In 2012, Ashworth left WBA and took up a position with the English FA as the Director of “Elite Development”. During his time with the FA, Ashworth grew acclaim for his work with then youth coach Gareth Southgate, as well as his work on the “England DNA” player development plan - which has helped reinvigorate English national teams at all levels, highlighted by the Senior Men's Teams’ 2018 World Cup success. In August 2018, it was reported that Ashworth had been shortlisted by Manchester United as a candidate for the Technical Director and in September 2018, it was announced that Ashworth had resigned his role with the FA, and would take up the post of Technical Director at Brighton.
While obviously it would be a real reach for the Whitecaps to bring in someone of Ashworth’s stature, I think there’s a valuable lesson to be learned from his story.

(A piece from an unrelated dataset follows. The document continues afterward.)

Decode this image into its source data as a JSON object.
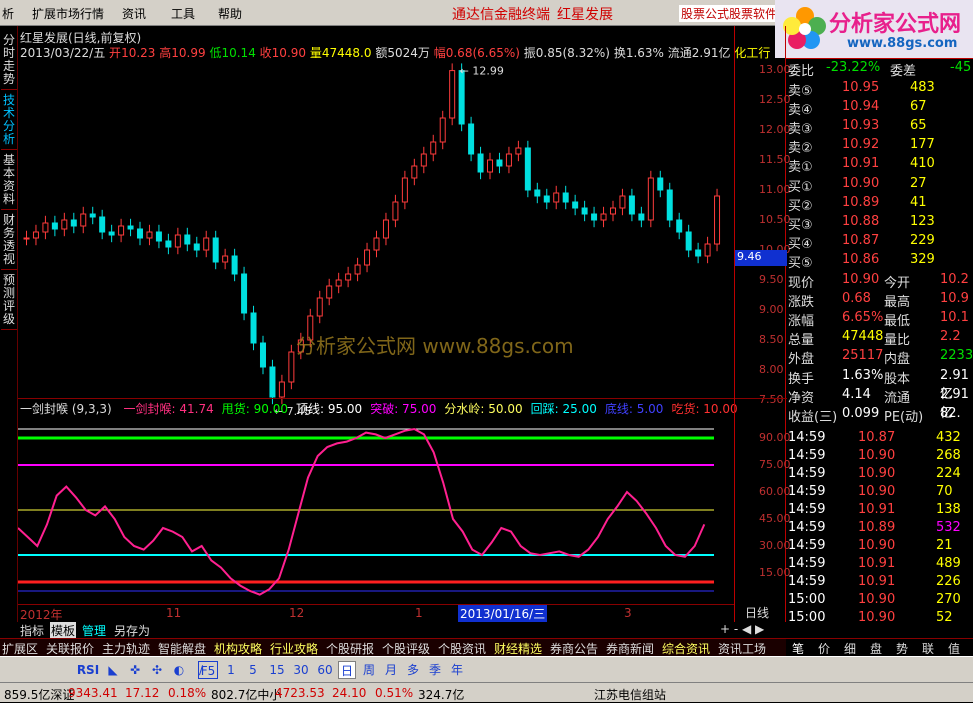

The top football countries in Europe are filled with great football minds hidden in the lower divisions, or at the Youth & Academy levels (i.e. Ashworth when he was an Assistant Youth Coach at WBA).
Furthermore, I don’t think that the challenge of making the Whitecaps competitive in MLS is half as daunting as it might have been to keep West Brom afloat in the Premier League. (We’ve seen teams on similar budgets in MLS have success by simply being much smarter with their money.) So, the Whitecaps don’t need an Ashworth grade recruit, but looking for someone built from a similar mould is likely the right place to start.
In that same line of thinking, it also seems crucial that the Whitecaps hire someone from outside their own sphere of influence. Hiring someone from the USL, or with Canadian or American soccer ties simply won’t offer much in the way of growing the Club’s networks and recognition Worldwide, even though it might feel like the safer (and cheaper) bet. At the end of the day, the more diversity of opinions and perspectives you can bring into your organization, the better off you’ll be, and that’s been a big part of the problem for far too long in Vancouver.
What do you think of Dan Ashworth as a template for a “Sporting Director” the Whitecaps should be persuing? Which countries would you be most eager to see the Caps build scouting and recruitment networks? Last but not least, what did you think of Rooney’s comments on MLS officiating and travel?